  13. ^ Keister, Lisa A. (2005). Getting Rich: America's New Rich and How They Got That Way. Cambridge University Press. p. 36. ISBN 9780521536677. Retrieved 20 October 2017.
  14. ^ a b c "GRISWOLD -- CANFIELD". The New York Times. July 30, 1907. Retrieved 13 June 2018.
  15. ^ a b "MRS. F. G. GRISWOLD, SOCIAL LEADER HERE; Long a Member of Colony Club's Board of Governors; Dies in Santa Barbara". The New York Times. September 30, 1937. Retrieved 13 June 2018.
  16. ^ "Soft Going for Meadow Brook Hunt". The New York Times. November 9, 1907. Retrieved 13 June 2018.
  17. ^ The Scrap Book. Frank A. Munsey Co. 1908. p. 710. Retrieved 13 June 2018.

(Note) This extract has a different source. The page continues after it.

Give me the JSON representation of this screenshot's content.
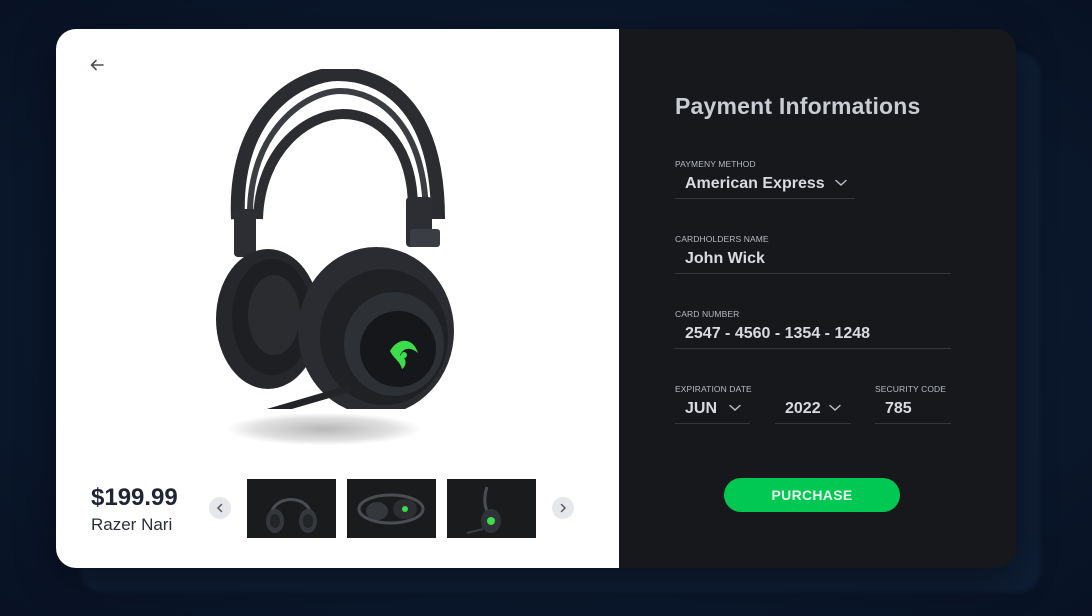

  18. ^ "ROOSEVELT WILL VISIT NEWPORT; President and Wife Expected to Be the Guests of Commodore and Mrs. Vanderbilt. MRS. CANFIELD REMARRIES Wedded to Frank Gray Griswold in London -- Ambassador Reid Present at the Ceremony". The New York Times. July 30, 1907. Retrieved 13 June 2018.
  19. ^ "Cass Canfield, A Titan of Publishing, Is Dead at 88", New York Times (March 28, 1986).
  20. ^ Wilson, Richard Guy (2008). Harbor Hill: Portrait of a House. W. W. Norton & Company. pp. 17–18. ISBN 9780393732160. Retrieved 13 June 2018.
  21. ^ "Cassleigh". Old Long Island. July 30, 2012. Retrieved 13 June 2018.
  22. ^ "GRISWOLDS ROBBED OF $110,000 IN GEMS; Burglars Motored to Roslyn and Looted Cassleigh as the Family Slept. POLICE FAIL TO FIND CLUE Mr. Griswold Thinks the Intruders Used Chloroform, but Police Doubt It. GRISWOLDS ROBBED OF $110,000 IN GEMS". The New York Times. October 25, 1916. Retrieved 13 June 2018.
  23. ^ "BURGLARS BY USE OF DRUG GET $80,000. Robbers, Who Carry Off Loot in Auto, Work Un-mosted in Country Home at Roslyn After Stupefying Millionaire, His Wife and Her Daughter, Miss Mary Cass Can-field". The Bridgeport Times and Evening Farmer. October 25, 1916. p. 13. Retrieved 13 June 2018.
  24. ^ Social Register, Summer. Social Register Association. 1920. p. 125. Retrieved 13 June 2018.